    2. Spend 60 minutes exploring the issue by accessing sources of information other than the study. Write a lead (or headline or nut graph) based on the study but informed by the new information. Does the new information significantly change what one would write based on the study alone?
    3. Compose two Twitter messages of 140 characters or fewer accurately conveying the study’s findings to a general audience. Make sure to use appropriate hashtags.
    4. Choose several key quotations from the study and show how they would be set up and used in a brief blog post.
    5. Map out the structure for a 60-second video segment about the study. What combination of study findings and visual aids could be used?

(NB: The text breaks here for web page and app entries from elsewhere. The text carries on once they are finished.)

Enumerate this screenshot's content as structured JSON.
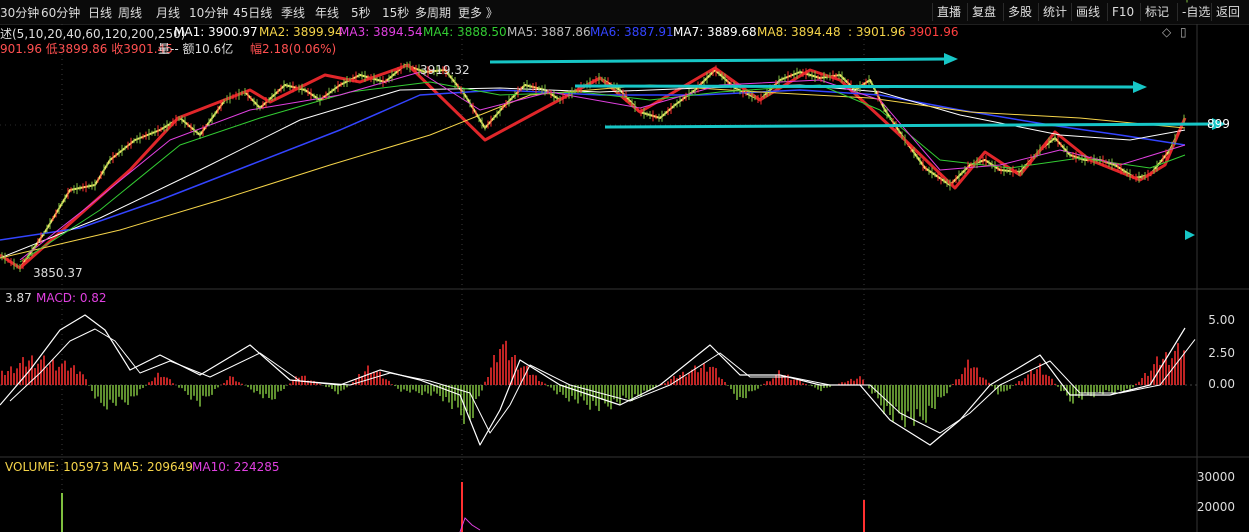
{
  "toolbar": {
    "periods": [
      "30分钟",
      "60分钟",
      "日线",
      "周线",
      "月线",
      "10分钟",
      "45日线",
      "季线",
      "年线",
      "5秒",
      "15秒",
      "多周期",
      "更多 》"
    ],
    "right_buttons": [
      "直播",
      "复盘",
      "多股",
      "统计",
      "画线",
      "F10",
      "标记",
      "-自选",
      "返回"
    ]
  },
  "ma_line": {
    "label": "述(5,10,20,40,60,120,200,250)",
    "items": [
      {
        "name": "MA1",
        "value": "3900.97",
        "color": "#ffffff"
      },
      {
        "name": "MA2",
        "value": "3899.94",
        "color": "#f5d44a"
      },
      {
        "name": "MA3",
        "value": "3894.54",
        "color": "#e040e0"
      },
      {
        "name": "MA4",
        "value": "3888.50",
        "color": "#33cc33"
      },
      {
        "name": "MA5",
        "value": "3887.86",
        "color": "#bbbbbb"
      },
      {
        "name": "MA6",
        "value": "3887.91",
        "color": "#3344ff"
      },
      {
        "name": "MA7",
        "value": "3889.68",
        "color": "#ffffff"
      },
      {
        "name": "MA8",
        "value": "3894.48",
        "color": "#f5d44a"
      }
    ],
    "extra1": ": 3901.96",
    "extra2": ": 3901.96"
  },
  "quote_line": {
    "text_red": "901.96 低3899.86 收3901.45",
    "vol_text": "量-- 额10.6亿",
    "amp_text": "幅2.18(0.06%)"
  },
  "price_labels": {
    "high": "3919.32",
    "low": "3850.37",
    "right": "899"
  },
  "macd": {
    "label_a": "3.87",
    "label_b": "MACD: 0.82",
    "axis": [
      "5.00",
      "2.50",
      "0.00"
    ]
  },
  "volume": {
    "label": "VOLUME: 105973",
    "ma5": "MA5: 209649",
    "ma10": "MA10: 224285",
    "axis": [
      "30000",
      "20000"
    ]
  },
  "colors": {
    "up": "#ff3030",
    "down": "#7fbf3f",
    "arrow": "#17c6c6",
    "trend": "#e0262a",
    "zig": "#f2e36a"
  }
}
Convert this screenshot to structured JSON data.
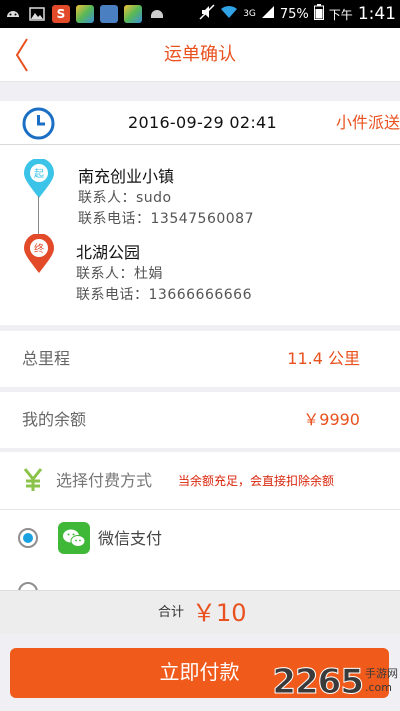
{
  "status_bar": {
    "battery": "75%",
    "ampm": "下午",
    "time": "1:41",
    "network": "3G"
  },
  "header": {
    "title": "运单确认"
  },
  "order": {
    "datetime": "2016-09-29 02:41",
    "tag": "小件派送"
  },
  "route": {
    "start_marker": "起",
    "end_marker": "终",
    "start": {
      "name": "南充创业小镇",
      "contact": "联系人：sudo",
      "phone": "联系电话：13547560087"
    },
    "end": {
      "name": "北湖公园",
      "contact": "联系人：杜娟",
      "phone": "联系电话：13666666666"
    }
  },
  "info": {
    "distance_label": "总里程",
    "distance_value": "11.4 公里",
    "balance_label": "我的余额",
    "balance_value": "￥9990"
  },
  "payment": {
    "header_label": "选择付费方式",
    "note": "当余额充足，会直接扣除余额",
    "methods": [
      {
        "label": "微信支付",
        "selected": true,
        "icon": "wechat-icon"
      }
    ]
  },
  "total": {
    "label": "合计",
    "value": "￥10"
  },
  "actions": {
    "pay_label": "立即付款"
  },
  "watermark": {
    "big": "2265",
    "small": "手游网",
    "small2": ".com"
  },
  "colors": {
    "accent": "#e9511f",
    "pay_button": "#f05a1b",
    "start_pin": "#3cc3e8",
    "end_pin": "#e24a2a",
    "radio_selected": "#1aa1e0"
  }
}
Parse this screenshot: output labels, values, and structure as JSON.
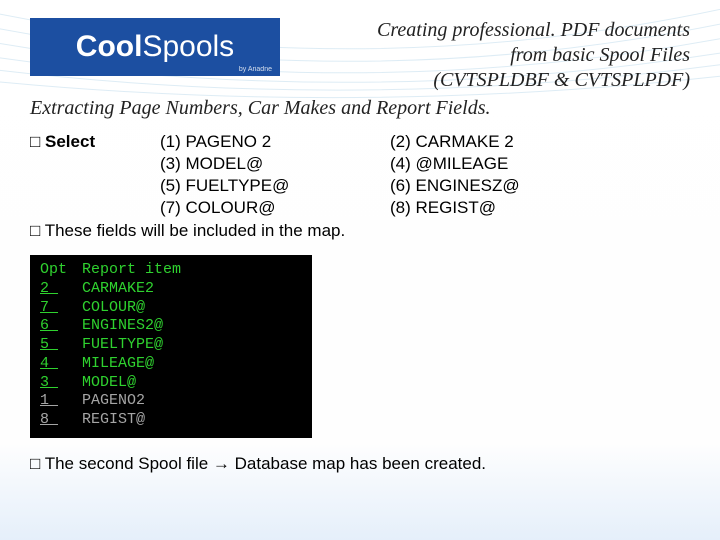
{
  "logo": {
    "brand_a": "Cool",
    "brand_b": "Spools",
    "byline": "by Ariadne"
  },
  "title": {
    "line1": "Creating professional. PDF documents",
    "line2": "from basic Spool Files",
    "line3": "(CVTSPLDBF & CVTSPLPDF)"
  },
  "subtitle": "Extracting Page Numbers, Car Makes and Report Fields.",
  "bullet_box": "□",
  "select_label": "Select",
  "fields": {
    "r1a": "(1) PAGENO 2",
    "r1b": "(2) CARMAKE 2",
    "r2a": "(3) MODEL@",
    "r2b": "(4) @MILEAGE",
    "r3a": "(5) FUELTYPE@",
    "r3b": "(6) ENGINESZ@",
    "r4a": "(7) COLOUR@",
    "r4b": "(8) REGIST@"
  },
  "note": "These fields will be included in the map.",
  "terminal": {
    "head_opt": "Opt",
    "head_item": "Report item",
    "rows": [
      {
        "opt": "2",
        "item": "CARMAKE2",
        "grey": false
      },
      {
        "opt": "7",
        "item": "COLOUR@",
        "grey": false
      },
      {
        "opt": "6",
        "item": "ENGINES2@",
        "grey": false
      },
      {
        "opt": "5",
        "item": "FUELTYPE@",
        "grey": false
      },
      {
        "opt": "4",
        "item": "MILEAGE@",
        "grey": false
      },
      {
        "opt": "3",
        "item": "MODEL@",
        "grey": false
      },
      {
        "opt": "1",
        "item": "PAGENO2",
        "grey": true
      },
      {
        "opt": "8",
        "item": "REGIST@",
        "grey": true
      }
    ]
  },
  "footer": {
    "pre": "The second Spool file ",
    "arrow": "→",
    "post": " Database map has been created."
  }
}
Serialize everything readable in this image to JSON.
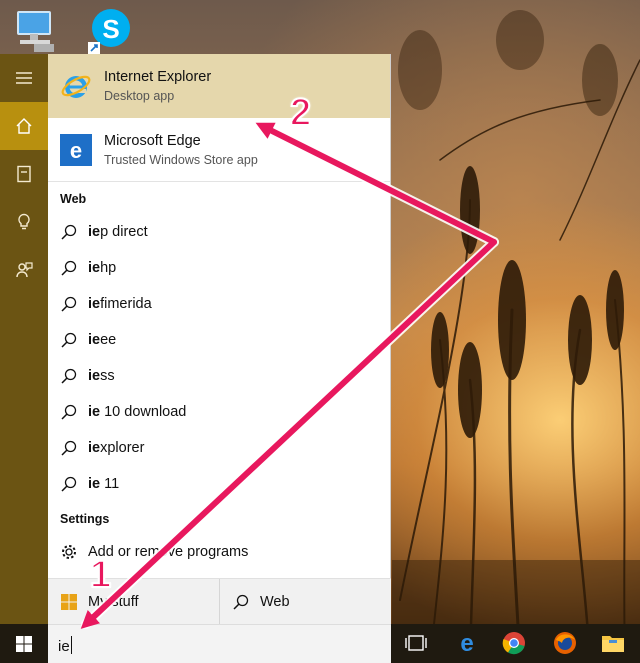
{
  "desktop": {
    "icons": [
      {
        "name": "this-pc",
        "label": ""
      },
      {
        "name": "skype",
        "label": ""
      }
    ]
  },
  "rail": {
    "items": [
      {
        "icon": "hamburger-menu-icon"
      },
      {
        "icon": "home-icon",
        "active": true
      },
      {
        "icon": "notebook-icon"
      },
      {
        "icon": "lightbulb-icon"
      },
      {
        "icon": "feedback-icon"
      }
    ]
  },
  "best_matches": [
    {
      "name": "Internet Explorer",
      "sub": "Desktop app",
      "icon": "internet-explorer-icon"
    },
    {
      "name": "Microsoft Edge",
      "sub": "Trusted Windows Store app",
      "icon": "microsoft-edge-icon"
    }
  ],
  "web": {
    "header": "Web",
    "results": [
      {
        "bold": "ie",
        "rest": "p direct"
      },
      {
        "bold": "ie",
        "rest": "hp"
      },
      {
        "bold": "ie",
        "rest": "fimerida"
      },
      {
        "bold": "ie",
        "rest": "ee"
      },
      {
        "bold": "ie",
        "rest": "ss"
      },
      {
        "bold": "ie",
        "rest": " 10 download"
      },
      {
        "bold": "ie",
        "rest": "xplorer"
      },
      {
        "bold": "ie",
        "rest": " 11"
      }
    ]
  },
  "settings": {
    "header": "Settings",
    "results": [
      {
        "label": "Add or remove programs",
        "icon": "gear-icon"
      }
    ]
  },
  "scope": {
    "my_stuff": "My stuff",
    "web": "Web"
  },
  "search": {
    "value": "ie"
  },
  "taskbar": {
    "icons": [
      "task-view-icon",
      "microsoft-edge-icon",
      "chrome-icon",
      "firefox-icon",
      "file-explorer-icon"
    ]
  },
  "annotations": {
    "callout_1": "1",
    "callout_2": "2",
    "arrow_color": "#e8185e"
  },
  "colors": {
    "rail": "#6b5413",
    "rail_active": "#b8900f",
    "selected_row": "#e5d7ac",
    "edge_blue": "#1e6fc7"
  }
}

    6. Find pictures and graphics that might run with a story about the study. If appropriate, also find two related videos to embed in an online posting. Be sure to evaluate the credibility and appropriateness of any materials you would aggregate and repurpose.

    Class discussion questions

    1. What is the study’s most important finding?
    2. Would members of the public intuitively understand the study’s findings? If not, what would be the most effective way to relate them?
    3. What kinds of knowledgeable sources you would interview to report the study in context?
    4. How could the study be “localized” and shown to have community implications?
    5. How might the study be explained through the stories of representative individuals? What kinds of people might a reporter feature to make such a story about the study come alive?
    6. What sorts of stories might be generated out of secondary information or ideas discussed in the study?